*Exercise instructions*.
Reproduce the records exactly. Leave the pictures out.
··· The data ···
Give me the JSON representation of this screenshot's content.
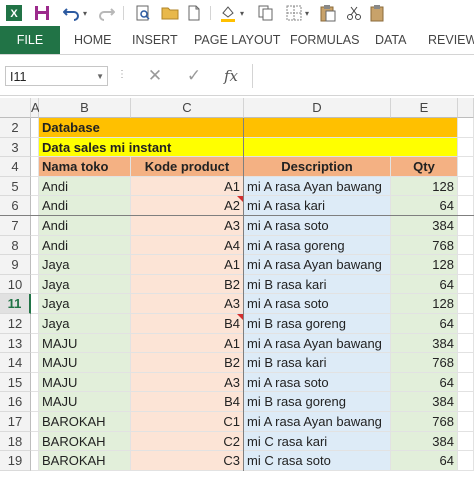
{
  "quick_access": {
    "icons": [
      "excel-logo-icon",
      "save-icon",
      "undo-icon",
      "redo-icon",
      "print-preview-icon",
      "open-folder-icon",
      "new-file-icon",
      "fill-color-icon",
      "copy-icon",
      "borders-icon",
      "paste-icon",
      "cut-icon",
      "paste-special-icon"
    ]
  },
  "ribbon": {
    "tabs": [
      "FILE",
      "HOME",
      "INSERT",
      "PAGE LAYOUT",
      "FORMULAS",
      "DATA",
      "REVIEW"
    ]
  },
  "formula_bar": {
    "name_box": "I11",
    "cancel_glyph": "✕",
    "enter_glyph": "✓",
    "fx_label": "fx",
    "formula": ""
  },
  "columns": [
    "A",
    "B",
    "C",
    "D",
    "E"
  ],
  "colors": {
    "accent": "#217346",
    "title_fill": "#ffc000",
    "subtitle_fill": "#ffff00",
    "header_fill": "#f4b183",
    "col_b_fill": "#e2efda",
    "col_c_fill": "#fce4d6",
    "col_d_fill": "#ddebf7",
    "col_e_fill": "#e2efda"
  },
  "rows": [
    {
      "num": "2",
      "b": "Database"
    },
    {
      "num": "3",
      "b": "Data sales mi instant"
    },
    {
      "num": "4",
      "b": "Nama toko",
      "c": "Kode product",
      "d": "Description",
      "e": "Qty"
    },
    {
      "num": "5",
      "b": "Andi",
      "c": "A1",
      "d": "mi A rasa Ayan bawang",
      "e": "128"
    },
    {
      "num": "6",
      "b": "Andi",
      "c": "A2",
      "d": "mi A rasa kari",
      "e": "64"
    },
    {
      "num": "7",
      "b": "Andi",
      "c": "A3",
      "d": "mi A rasa soto",
      "e": "384"
    },
    {
      "num": "8",
      "b": "Andi",
      "c": "A4",
      "d": "mi A rasa goreng",
      "e": "768"
    },
    {
      "num": "9",
      "b": "Jaya",
      "c": "A1",
      "d": "mi A rasa Ayan bawang",
      "e": "128"
    },
    {
      "num": "10",
      "b": "Jaya",
      "c": "B2",
      "d": "mi B rasa kari",
      "e": "64"
    },
    {
      "num": "11",
      "b": "Jaya",
      "c": "A3",
      "d": "mi A rasa soto",
      "e": "128"
    },
    {
      "num": "12",
      "b": "Jaya",
      "c": "B4",
      "d": "mi B rasa goreng",
      "e": "64"
    },
    {
      "num": "13",
      "b": "MAJU",
      "c": "A1",
      "d": "mi A rasa Ayan bawang",
      "e": "384"
    },
    {
      "num": "14",
      "b": "MAJU",
      "c": "B2",
      "d": "mi B rasa kari",
      "e": "768"
    },
    {
      "num": "15",
      "b": "MAJU",
      "c": "A3",
      "d": "mi A rasa soto",
      "e": "64"
    },
    {
      "num": "16",
      "b": "MAJU",
      "c": "B4",
      "d": "mi B rasa goreng",
      "e": "384"
    },
    {
      "num": "17",
      "b": "BAROKAH",
      "c": "C1",
      "d": "mi A rasa Ayan bawang",
      "e": "768"
    },
    {
      "num": "18",
      "b": "BAROKAH",
      "c": "C2",
      "d": "mi C rasa kari",
      "e": "384"
    },
    {
      "num": "19",
      "b": "BAROKAH",
      "c": "C3",
      "d": "mi C rasa soto",
      "e": "64"
    }
  ],
  "selected_row": "11"
}
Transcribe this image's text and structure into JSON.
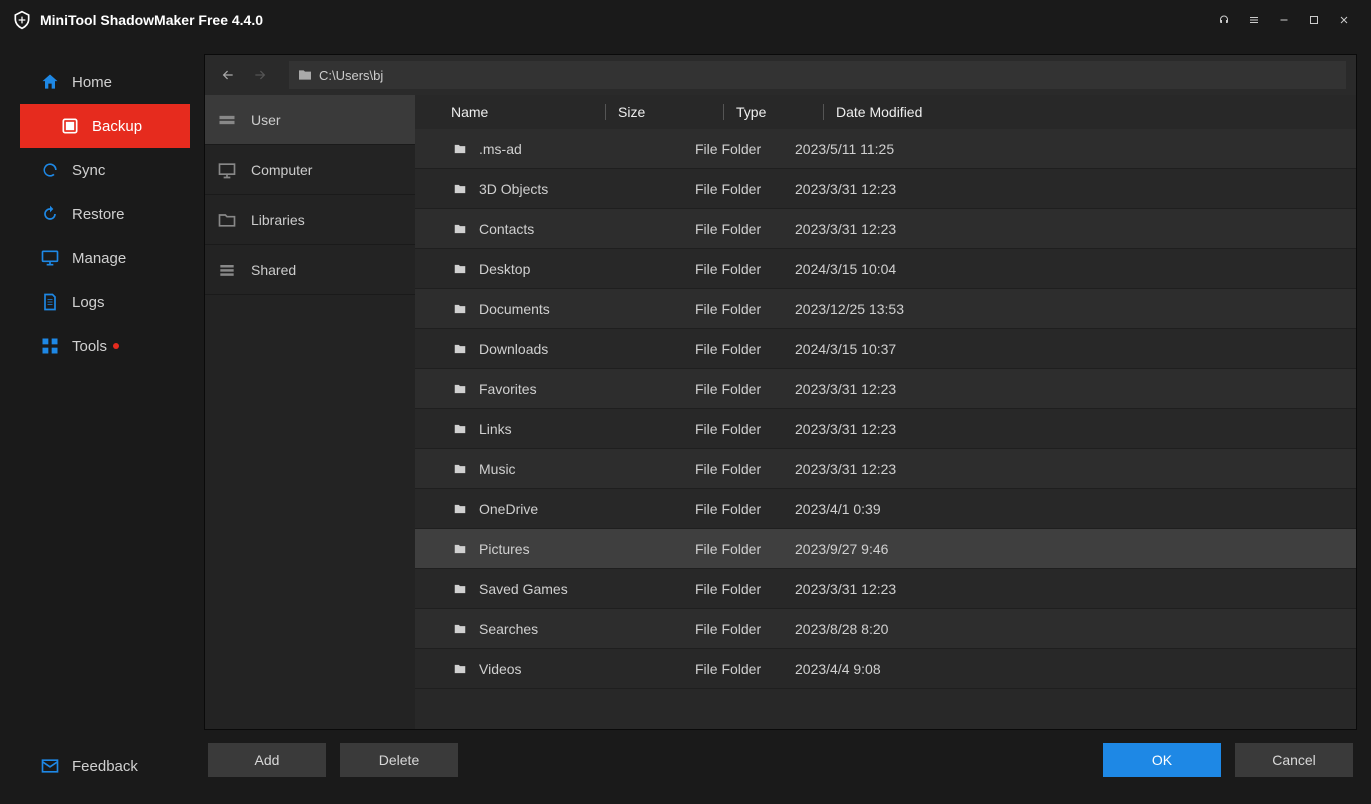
{
  "app": {
    "title": "MiniTool ShadowMaker Free 4.4.0"
  },
  "sidebar": {
    "items": [
      {
        "label": "Home"
      },
      {
        "label": "Backup"
      },
      {
        "label": "Sync"
      },
      {
        "label": "Restore"
      },
      {
        "label": "Manage"
      },
      {
        "label": "Logs"
      },
      {
        "label": "Tools"
      }
    ],
    "feedback": "Feedback"
  },
  "pathbar": {
    "path": "C:\\Users\\bj"
  },
  "sources": [
    {
      "label": "User"
    },
    {
      "label": "Computer"
    },
    {
      "label": "Libraries"
    },
    {
      "label": "Shared"
    }
  ],
  "columns": {
    "name": "Name",
    "size": "Size",
    "type": "Type",
    "date": "Date Modified"
  },
  "files": [
    {
      "name": ".ms-ad",
      "type": "File Folder",
      "date": "2023/5/11 11:25"
    },
    {
      "name": "3D Objects",
      "type": "File Folder",
      "date": "2023/3/31 12:23"
    },
    {
      "name": "Contacts",
      "type": "File Folder",
      "date": "2023/3/31 12:23"
    },
    {
      "name": "Desktop",
      "type": "File Folder",
      "date": "2024/3/15 10:04"
    },
    {
      "name": "Documents",
      "type": "File Folder",
      "date": "2023/12/25 13:53"
    },
    {
      "name": "Downloads",
      "type": "File Folder",
      "date": "2024/3/15 10:37"
    },
    {
      "name": "Favorites",
      "type": "File Folder",
      "date": "2023/3/31 12:23"
    },
    {
      "name": "Links",
      "type": "File Folder",
      "date": "2023/3/31 12:23"
    },
    {
      "name": "Music",
      "type": "File Folder",
      "date": "2023/3/31 12:23"
    },
    {
      "name": "OneDrive",
      "type": "File Folder",
      "date": "2023/4/1 0:39"
    },
    {
      "name": "Pictures",
      "type": "File Folder",
      "date": "2023/9/27 9:46",
      "highlight": true
    },
    {
      "name": "Saved Games",
      "type": "File Folder",
      "date": "2023/3/31 12:23"
    },
    {
      "name": "Searches",
      "type": "File Folder",
      "date": "2023/8/28 8:20"
    },
    {
      "name": "Videos",
      "type": "File Folder",
      "date": "2023/4/4 9:08"
    }
  ],
  "actions": {
    "add": "Add",
    "delete": "Delete",
    "ok": "OK",
    "cancel": "Cancel"
  }
}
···
*Exercise output*.
Give me the JSON representation of this screenshot's content.
{
  "quick_access": {
    "icons": [
      "excel-logo-icon",
      "save-icon",
      "undo-icon",
      "redo-icon",
      "print-preview-icon",
      "open-folder-icon",
      "new-file-icon",
      "fill-color-icon",
      "copy-icon",
      "borders-icon",
      "paste-icon",
      "cut-icon",
      "paste-special-icon"
    ]
  },
  "ribbon": {
    "tabs": [
      "FILE",
      "HOME",
      "INSERT",
      "PAGE LAYOUT",
      "FORMULAS",
      "DATA",
      "REVIEW"
    ]
  },
  "formula_bar": {
    "name_box": "I11",
    "cancel_glyph": "✕",
    "enter_glyph": "✓",
    "fx_label": "fx",
    "formula": ""
  },
  "columns": [
    "A",
    "B",
    "C",
    "D",
    "E"
  ],
  "colors": {
    "accent": "#217346",
    "title_fill": "#ffc000",
    "subtitle_fill": "#ffff00",
    "header_fill": "#f4b183",
    "col_b_fill": "#e2efda",
    "col_c_fill": "#fce4d6",
    "col_d_fill": "#ddebf7",
    "col_e_fill": "#e2efda"
  },
  "rows": [
    {
      "num": "2",
      "b": "Database"
    },
    {
      "num": "3",
      "b": "Data sales mi instant"
    },
    {
      "num": "4",
      "b": "Nama toko",
      "c": "Kode product",
      "d": "Description",
      "e": "Qty"
    },
    {
      "num": "5",
      "b": "Andi",
      "c": "A1",
      "d": "mi A rasa Ayan bawang",
      "e": "128"
    },
    {
      "num": "6",
      "b": "Andi",
      "c": "A2",
      "d": "mi A rasa kari",
      "e": "64"
    },
    {
      "num": "7",
      "b": "Andi",
      "c": "A3",
      "d": "mi A rasa soto",
      "e": "384"
    },
    {
      "num": "8",
      "b": "Andi",
      "c": "A4",
      "d": "mi A rasa goreng",
      "e": "768"
    },
    {
      "num": "9",
      "b": "Jaya",
      "c": "A1",
      "d": "mi A rasa Ayan bawang",
      "e": "128"
    },
    {
      "num": "10",
      "b": "Jaya",
      "c": "B2",
      "d": "mi B rasa kari",
      "e": "64"
    },
    {
      "num": "11",
      "b": "Jaya",
      "c": "A3",
      "d": "mi A rasa soto",
      "e": "128"
    },
    {
      "num": "12",
      "b": "Jaya",
      "c": "B4",
      "d": "mi B rasa goreng",
      "e": "64"
    },
    {
      "num": "13",
      "b": "MAJU",
      "c": "A1",
      "d": "mi A rasa Ayan bawang",
      "e": "384"
    },
    {
      "num": "14",
      "b": "MAJU",
      "c": "B2",
      "d": "mi B rasa kari",
      "e": "768"
    },
    {
      "num": "15",
      "b": "MAJU",
      "c": "A3",
      "d": "mi A rasa soto",
      "e": "64"
    },
    {
      "num": "16",
      "b": "MAJU",
      "c": "B4",
      "d": "mi B rasa goreng",
      "e": "384"
    },
    {
      "num": "17",
      "b": "BAROKAH",
      "c": "C1",
      "d": "mi A rasa Ayan bawang",
      "e": "768"
    },
    {
      "num": "18",
      "b": "BAROKAH",
      "c": "C2",
      "d": "mi C rasa kari",
      "e": "384"
    },
    {
      "num": "19",
      "b": "BAROKAH",
      "c": "C3",
      "d": "mi C rasa soto",
      "e": "64"
    }
  ],
  "selected_row": "11"
}
Transcribe this image's text and structure into JSON.
{
  "app": {
    "title": "MiniTool ShadowMaker Free 4.4.0"
  },
  "sidebar": {
    "items": [
      {
        "label": "Home"
      },
      {
        "label": "Backup"
      },
      {
        "label": "Sync"
      },
      {
        "label": "Restore"
      },
      {
        "label": "Manage"
      },
      {
        "label": "Logs"
      },
      {
        "label": "Tools"
      }
    ],
    "feedback": "Feedback"
  },
  "pathbar": {
    "path": "C:\\Users\\bj"
  },
  "sources": [
    {
      "label": "User"
    },
    {
      "label": "Computer"
    },
    {
      "label": "Libraries"
    },
    {
      "label": "Shared"
    }
  ],
  "columns": {
    "name": "Name",
    "size": "Size",
    "type": "Type",
    "date": "Date Modified"
  },
  "files": [
    {
      "name": ".ms-ad",
      "type": "File Folder",
      "date": "2023/5/11 11:25"
    },
    {
      "name": "3D Objects",
      "type": "File Folder",
      "date": "2023/3/31 12:23"
    },
    {
      "name": "Contacts",
      "type": "File Folder",
      "date": "2023/3/31 12:23"
    },
    {
      "name": "Desktop",
      "type": "File Folder",
      "date": "2024/3/15 10:04"
    },
    {
      "name": "Documents",
      "type": "File Folder",
      "date": "2023/12/25 13:53"
    },
    {
      "name": "Downloads",
      "type": "File Folder",
      "date": "2024/3/15 10:37"
    },
    {
      "name": "Favorites",
      "type": "File Folder",
      "date": "2023/3/31 12:23"
    },
    {
      "name": "Links",
      "type": "File Folder",
      "date": "2023/3/31 12:23"
    },
    {
      "name": "Music",
      "type": "File Folder",
      "date": "2023/3/31 12:23"
    },
    {
      "name": "OneDrive",
      "type": "File Folder",
      "date": "2023/4/1 0:39"
    },
    {
      "name": "Pictures",
      "type": "File Folder",
      "date": "2023/9/27 9:46",
      "highlight": true
    },
    {
      "name": "Saved Games",
      "type": "File Folder",
      "date": "2023/3/31 12:23"
    },
    {
      "name": "Searches",
      "type": "File Folder",
      "date": "2023/8/28 8:20"
    },
    {
      "name": "Videos",
      "type": "File Folder",
      "date": "2023/4/4 9:08"
    }
  ],
  "actions": {
    "add": "Add",
    "delete": "Delete",
    "ok": "OK",
    "cancel": "Cancel"
  }
}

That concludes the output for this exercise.